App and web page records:
····················

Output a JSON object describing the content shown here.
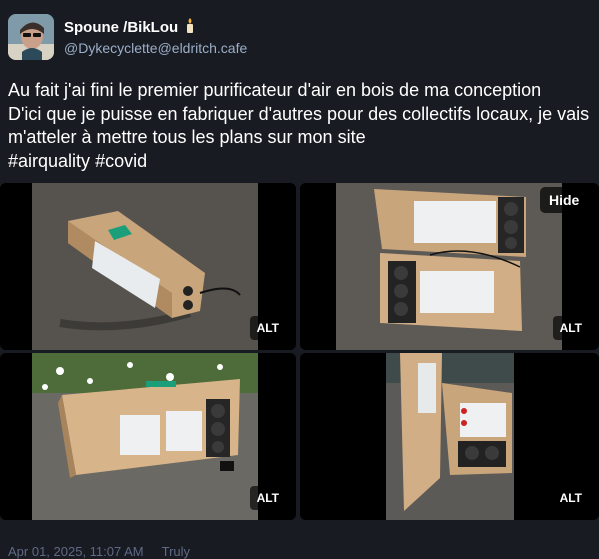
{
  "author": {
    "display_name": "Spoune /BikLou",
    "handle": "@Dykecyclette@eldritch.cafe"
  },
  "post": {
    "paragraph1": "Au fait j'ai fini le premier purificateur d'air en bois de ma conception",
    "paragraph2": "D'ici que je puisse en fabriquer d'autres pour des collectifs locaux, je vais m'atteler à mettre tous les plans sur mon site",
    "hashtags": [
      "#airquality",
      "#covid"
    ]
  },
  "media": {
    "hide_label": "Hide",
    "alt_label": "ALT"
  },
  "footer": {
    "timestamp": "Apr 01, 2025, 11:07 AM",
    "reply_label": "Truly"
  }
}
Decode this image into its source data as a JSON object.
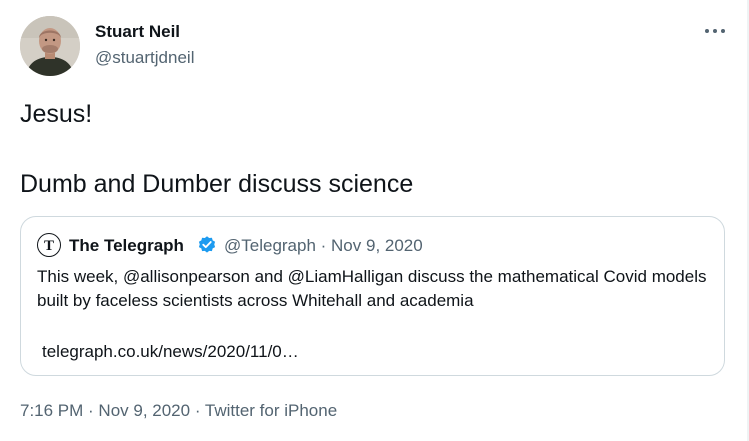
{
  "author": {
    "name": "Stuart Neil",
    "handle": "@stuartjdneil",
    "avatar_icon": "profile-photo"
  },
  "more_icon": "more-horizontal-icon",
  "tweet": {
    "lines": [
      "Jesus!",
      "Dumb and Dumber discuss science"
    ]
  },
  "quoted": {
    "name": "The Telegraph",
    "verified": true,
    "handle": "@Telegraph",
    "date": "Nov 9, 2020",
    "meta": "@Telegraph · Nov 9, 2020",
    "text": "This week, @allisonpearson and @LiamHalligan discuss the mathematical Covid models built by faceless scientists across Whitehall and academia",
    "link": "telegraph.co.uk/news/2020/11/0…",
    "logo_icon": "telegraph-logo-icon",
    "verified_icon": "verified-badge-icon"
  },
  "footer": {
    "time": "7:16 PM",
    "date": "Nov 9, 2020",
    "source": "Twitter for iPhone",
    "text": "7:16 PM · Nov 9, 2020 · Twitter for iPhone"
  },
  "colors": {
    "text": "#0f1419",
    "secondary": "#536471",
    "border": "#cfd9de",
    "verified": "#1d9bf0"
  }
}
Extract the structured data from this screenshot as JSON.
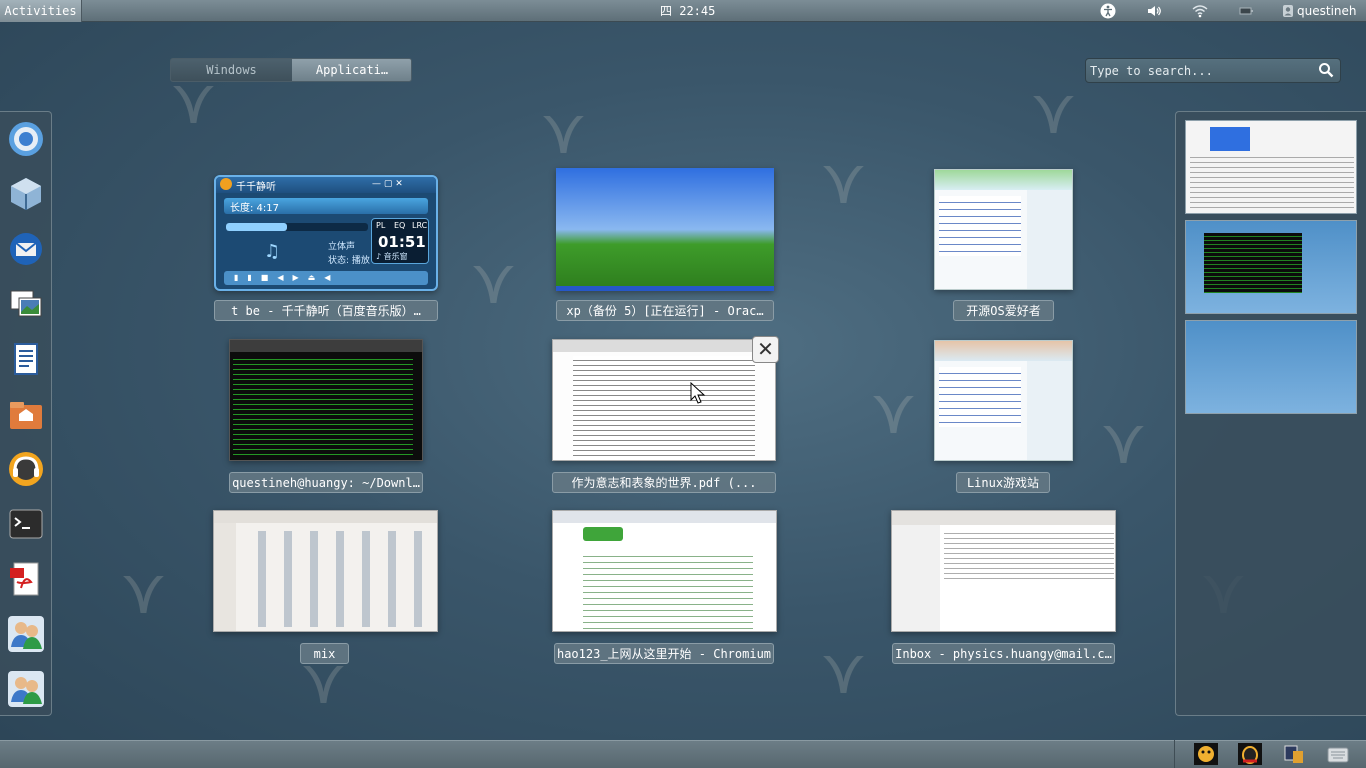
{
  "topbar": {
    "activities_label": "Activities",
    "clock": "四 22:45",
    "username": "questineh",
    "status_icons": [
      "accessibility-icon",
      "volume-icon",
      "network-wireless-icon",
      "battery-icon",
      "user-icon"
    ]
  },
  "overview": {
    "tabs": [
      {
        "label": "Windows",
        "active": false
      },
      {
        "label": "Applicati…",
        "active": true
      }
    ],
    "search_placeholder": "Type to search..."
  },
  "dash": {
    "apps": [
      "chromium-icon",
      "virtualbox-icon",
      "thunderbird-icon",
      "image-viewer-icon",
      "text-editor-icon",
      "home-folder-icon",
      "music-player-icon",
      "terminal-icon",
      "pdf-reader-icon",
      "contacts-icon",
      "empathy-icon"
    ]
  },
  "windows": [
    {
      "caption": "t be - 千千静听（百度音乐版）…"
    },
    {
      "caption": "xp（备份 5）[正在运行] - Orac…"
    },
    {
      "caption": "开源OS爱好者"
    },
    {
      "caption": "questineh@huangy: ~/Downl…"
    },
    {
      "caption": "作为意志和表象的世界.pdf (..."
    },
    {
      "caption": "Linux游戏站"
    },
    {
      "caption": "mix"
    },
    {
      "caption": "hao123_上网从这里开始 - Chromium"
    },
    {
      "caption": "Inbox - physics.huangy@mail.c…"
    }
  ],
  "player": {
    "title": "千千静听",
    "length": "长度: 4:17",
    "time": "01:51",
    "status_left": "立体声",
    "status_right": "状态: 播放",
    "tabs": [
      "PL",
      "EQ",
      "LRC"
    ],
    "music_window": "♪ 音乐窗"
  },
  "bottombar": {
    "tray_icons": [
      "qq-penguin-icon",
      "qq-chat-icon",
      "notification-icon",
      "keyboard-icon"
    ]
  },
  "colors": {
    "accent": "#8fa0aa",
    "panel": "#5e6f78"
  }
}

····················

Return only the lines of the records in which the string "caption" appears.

§ SOLUTION FOR THIS TASK:
      "caption": "t be - 千千静听（百度音乐版）…"
      "caption": "xp（备份 5）[正在运行] - Orac…"
      "caption": "开源OS爱好者"
      "caption": "questineh@huangy: ~/Downl…"
      "caption": "作为意志和表象的世界.pdf (..."
      "caption": "Linux游戏站"
      "caption": "mix"
      "caption": "hao123_上网从这里开始 - Chromium"
      "caption": "Inbox - physics.huangy@mail.c…"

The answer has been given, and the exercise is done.